Style24 shares advice on everything from measuring and buying fabric to where to go for custom window curtains, drapes, and shades. Whether you crave privacy or just want to change your design, our do-it-yourself drapery ideas and trend-wise tips will freshen up any room.
Where to go for curtains or drapes
Ask your local tailor if he or she can make drapery if you bring the fabric and provide the measurements. Many tailors can do the job if it’s simply hemming the fabric. If you’re looking for something more complicated, like pleated drapes or a valance, try a seamstress in your area who specializes in window treatments. Be sure to have a conversation with your pro before you buy the fabric so you’re both on the same page.
There are also online-based companies, that let you send in fabrics. They’ll send someone to measure your windows, make the drapes, and install them for you. Some can also make shades.
Where to go for shades
Many upholsterers can make Roman shades for windows. Look for one in your area who might be up for the job. You can also call seamstresses who specialize in window treatments to ask if they also make shades.
How to measure

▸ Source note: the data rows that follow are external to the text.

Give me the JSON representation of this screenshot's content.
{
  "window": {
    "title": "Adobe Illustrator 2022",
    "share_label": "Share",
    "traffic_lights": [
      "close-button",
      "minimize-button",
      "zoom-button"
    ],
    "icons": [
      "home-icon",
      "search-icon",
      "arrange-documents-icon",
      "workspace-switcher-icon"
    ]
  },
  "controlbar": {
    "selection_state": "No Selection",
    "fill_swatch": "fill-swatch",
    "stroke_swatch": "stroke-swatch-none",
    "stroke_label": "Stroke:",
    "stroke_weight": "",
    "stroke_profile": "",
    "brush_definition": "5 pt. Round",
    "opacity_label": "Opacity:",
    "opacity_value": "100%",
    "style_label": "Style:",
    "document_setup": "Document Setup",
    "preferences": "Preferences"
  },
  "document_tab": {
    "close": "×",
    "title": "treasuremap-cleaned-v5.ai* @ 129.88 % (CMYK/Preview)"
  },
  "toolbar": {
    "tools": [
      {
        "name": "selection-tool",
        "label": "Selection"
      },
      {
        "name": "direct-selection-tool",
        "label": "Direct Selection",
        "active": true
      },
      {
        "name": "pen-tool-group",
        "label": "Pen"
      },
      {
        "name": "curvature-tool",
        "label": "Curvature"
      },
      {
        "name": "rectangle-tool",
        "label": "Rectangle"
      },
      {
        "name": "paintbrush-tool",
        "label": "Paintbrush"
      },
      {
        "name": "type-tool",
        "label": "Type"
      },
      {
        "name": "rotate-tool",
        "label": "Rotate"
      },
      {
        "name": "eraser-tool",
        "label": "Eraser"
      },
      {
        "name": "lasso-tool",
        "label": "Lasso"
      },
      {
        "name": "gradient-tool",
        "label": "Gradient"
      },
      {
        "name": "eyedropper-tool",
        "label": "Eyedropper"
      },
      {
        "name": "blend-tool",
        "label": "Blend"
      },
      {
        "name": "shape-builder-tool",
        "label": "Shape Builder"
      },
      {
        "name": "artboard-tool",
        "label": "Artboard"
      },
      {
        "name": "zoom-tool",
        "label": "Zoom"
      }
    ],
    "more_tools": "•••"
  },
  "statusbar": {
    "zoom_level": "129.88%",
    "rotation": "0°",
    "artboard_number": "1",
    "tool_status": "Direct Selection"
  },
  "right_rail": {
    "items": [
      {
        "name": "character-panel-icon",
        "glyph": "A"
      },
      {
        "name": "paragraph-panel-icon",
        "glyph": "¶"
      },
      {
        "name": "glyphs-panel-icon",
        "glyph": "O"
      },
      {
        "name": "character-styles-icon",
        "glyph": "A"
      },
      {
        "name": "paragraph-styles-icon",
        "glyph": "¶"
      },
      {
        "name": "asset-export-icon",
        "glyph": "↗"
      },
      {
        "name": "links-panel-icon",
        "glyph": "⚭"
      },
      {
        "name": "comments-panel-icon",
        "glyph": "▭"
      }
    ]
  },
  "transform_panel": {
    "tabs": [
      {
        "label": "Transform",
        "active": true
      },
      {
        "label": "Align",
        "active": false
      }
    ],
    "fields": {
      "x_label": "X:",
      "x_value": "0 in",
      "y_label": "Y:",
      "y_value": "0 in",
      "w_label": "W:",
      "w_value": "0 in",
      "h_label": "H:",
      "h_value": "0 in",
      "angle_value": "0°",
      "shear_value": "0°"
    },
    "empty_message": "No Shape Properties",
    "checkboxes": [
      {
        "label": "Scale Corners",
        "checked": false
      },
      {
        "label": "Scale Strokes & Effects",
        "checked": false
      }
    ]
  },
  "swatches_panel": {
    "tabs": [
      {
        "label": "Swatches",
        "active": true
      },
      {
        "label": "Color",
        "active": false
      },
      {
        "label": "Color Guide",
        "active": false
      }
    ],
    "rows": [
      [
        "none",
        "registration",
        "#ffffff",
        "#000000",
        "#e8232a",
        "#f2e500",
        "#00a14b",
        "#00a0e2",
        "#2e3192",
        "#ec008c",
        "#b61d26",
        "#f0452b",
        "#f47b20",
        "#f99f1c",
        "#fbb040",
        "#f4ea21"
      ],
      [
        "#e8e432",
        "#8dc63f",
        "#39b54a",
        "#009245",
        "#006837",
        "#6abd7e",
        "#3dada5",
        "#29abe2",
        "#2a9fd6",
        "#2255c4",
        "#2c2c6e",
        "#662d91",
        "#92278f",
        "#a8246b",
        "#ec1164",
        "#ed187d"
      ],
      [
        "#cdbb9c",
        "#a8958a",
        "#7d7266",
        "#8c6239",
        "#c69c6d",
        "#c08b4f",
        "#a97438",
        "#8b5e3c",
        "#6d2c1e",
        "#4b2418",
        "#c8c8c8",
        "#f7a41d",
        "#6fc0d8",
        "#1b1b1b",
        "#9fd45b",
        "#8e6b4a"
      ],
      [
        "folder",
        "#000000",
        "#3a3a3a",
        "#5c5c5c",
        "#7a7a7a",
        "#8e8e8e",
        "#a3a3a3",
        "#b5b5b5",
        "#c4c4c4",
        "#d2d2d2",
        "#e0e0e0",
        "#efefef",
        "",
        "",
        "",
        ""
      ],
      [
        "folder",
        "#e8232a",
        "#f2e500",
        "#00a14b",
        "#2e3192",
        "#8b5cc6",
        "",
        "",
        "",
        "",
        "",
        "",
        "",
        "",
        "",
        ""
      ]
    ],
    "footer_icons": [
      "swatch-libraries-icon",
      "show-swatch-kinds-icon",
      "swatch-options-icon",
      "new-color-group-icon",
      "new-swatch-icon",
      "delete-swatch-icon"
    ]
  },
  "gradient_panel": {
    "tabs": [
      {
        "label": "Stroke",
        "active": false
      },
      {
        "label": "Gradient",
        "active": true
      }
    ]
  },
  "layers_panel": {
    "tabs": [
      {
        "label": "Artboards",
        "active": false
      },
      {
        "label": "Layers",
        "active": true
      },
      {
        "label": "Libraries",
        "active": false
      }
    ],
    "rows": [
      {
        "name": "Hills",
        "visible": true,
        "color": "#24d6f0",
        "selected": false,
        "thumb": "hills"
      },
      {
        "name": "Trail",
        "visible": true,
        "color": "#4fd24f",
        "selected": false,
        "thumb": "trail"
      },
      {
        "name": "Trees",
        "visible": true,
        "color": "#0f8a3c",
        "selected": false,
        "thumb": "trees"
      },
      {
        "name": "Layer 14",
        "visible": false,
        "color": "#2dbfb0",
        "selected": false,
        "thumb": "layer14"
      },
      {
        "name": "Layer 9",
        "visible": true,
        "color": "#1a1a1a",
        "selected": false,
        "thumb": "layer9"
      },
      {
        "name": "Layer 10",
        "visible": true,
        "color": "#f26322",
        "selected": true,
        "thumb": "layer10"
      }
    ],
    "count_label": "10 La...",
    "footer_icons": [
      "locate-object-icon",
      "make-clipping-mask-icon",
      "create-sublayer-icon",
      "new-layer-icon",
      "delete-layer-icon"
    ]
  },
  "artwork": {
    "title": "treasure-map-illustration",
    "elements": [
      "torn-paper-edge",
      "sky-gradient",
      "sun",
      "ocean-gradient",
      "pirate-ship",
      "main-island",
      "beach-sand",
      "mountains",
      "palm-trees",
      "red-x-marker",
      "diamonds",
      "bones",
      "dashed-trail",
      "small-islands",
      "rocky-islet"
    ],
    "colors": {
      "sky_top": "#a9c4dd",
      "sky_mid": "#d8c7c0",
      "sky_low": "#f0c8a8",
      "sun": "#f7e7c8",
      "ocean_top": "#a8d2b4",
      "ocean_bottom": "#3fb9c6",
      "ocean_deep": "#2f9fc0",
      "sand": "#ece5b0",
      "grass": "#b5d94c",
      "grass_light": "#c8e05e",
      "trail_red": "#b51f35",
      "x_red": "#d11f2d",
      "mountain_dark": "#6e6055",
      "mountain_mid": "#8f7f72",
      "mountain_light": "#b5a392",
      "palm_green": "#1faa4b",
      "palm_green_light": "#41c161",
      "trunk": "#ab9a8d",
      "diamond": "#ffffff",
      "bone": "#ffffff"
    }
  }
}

Step 1: Measure for length, from the top of your window frame to wherever you want the panels to fall. They can go down to the floor if you want them to skim the ground with no puddling on the bottom (which makes them easier to clean), or down to the floor plus a few additional cm if you prefer a puddled look.
Step 2: Decide where you want to put the curtain rod. It’s typically placed midway between the ceiling and the window frame, but you can also mount it closer to the window frame or closer to the ceiling, depending on your wall space. To draw the eye upward so the ceiling appears higher, place the rod where the wall meets the ceiling. Count how many cm above the window frame the rod will be, and add that to your length measurement from Step 1.
Step 3: Decide how you want to hang the curtains on the rod—options include clip rings, which clip onto the top of the fabric; a pocket rod, which is a pocket sewn into the top of the fabric so you can place the rod right through it; grommets, which are metal rings that you place over holes made along the top of the fabric; or sewn-in rings, which are sewn into the fabric. When you know which one you’ll use, you’ll know if you need more or less fabric to make it work. Fabric on a clip ring or a sewn-in ring, for example, will hang about an 2,5 cm lower to the ground than fabric hung with grommets, so adjust your measurement from Step 2 accordingly.
Step 4: Measure the width of your window from one edge of the frame to the other. If you’re using a tension rod, which you will set inside the window frame, measure inside the frame from one end to the other.
Step 5: Add an extra 6-6,5 cm to each side to account for hemming. The result is the amount of fabric you’ll need.
Buy your fabric
Choose a fabric you like. Try bold prints for Roman shades, which have a flat surface, so it’s easier to see the full pattern. Smaller prints are easier to appreciate on drapes.
Add a liner
Drapery fabric is typically thin, so it will look nicer hanging on the window if you make it more substantial with a liner—and it’ll give you more privacy. Liners are generally inexpensive, so you can buy it yourself or ask your seamstress. Some have suppliers for liner fabric, and they might include the liner in the price of the job.
10 Easy DIY Window Treatment Ideas
Give your window treatments a custom look with these easy DIY ideas.
Use your basic painting skills to add a vintage feel to plain white linen curtains.
You don’t have to be a master seamstress to make these ombre ruffled curtains. With basic sewing skills and an iron, you can get a designer look.
Add an unexpected aspect to your window treatments by using vintage door knobs as tiebacks. This cost-effective idea will be the focal point of the room.
With just a few supplies, you can give your valance a custom look with a stenciled monogram.
To make this sporty window treatment, simply tie pennants made from felt for a fun addition to a kid’s room. No sewing required!
Add some sparkle to a room with gold chain curtain tiebacks. Spray a heavy weight chain in your color of choice to add visual appeal to your windows.
Transform ordinary draperies into the exact look you want with stencils and spray paint.
Turn your window treatments into a fashion statement by using an old leather belt to tie back your curtains. Use solid belts or mix and match patterns for an eclectic look.
If you can tie a knot, then these flowy cafe curtains will be a breeze to make. This project only requires chiffon fabric, a curtain rod and scissors.
You probably have several old neck ties lying around. Repurpose them as curtain tiebacks to add a masculine look to any room.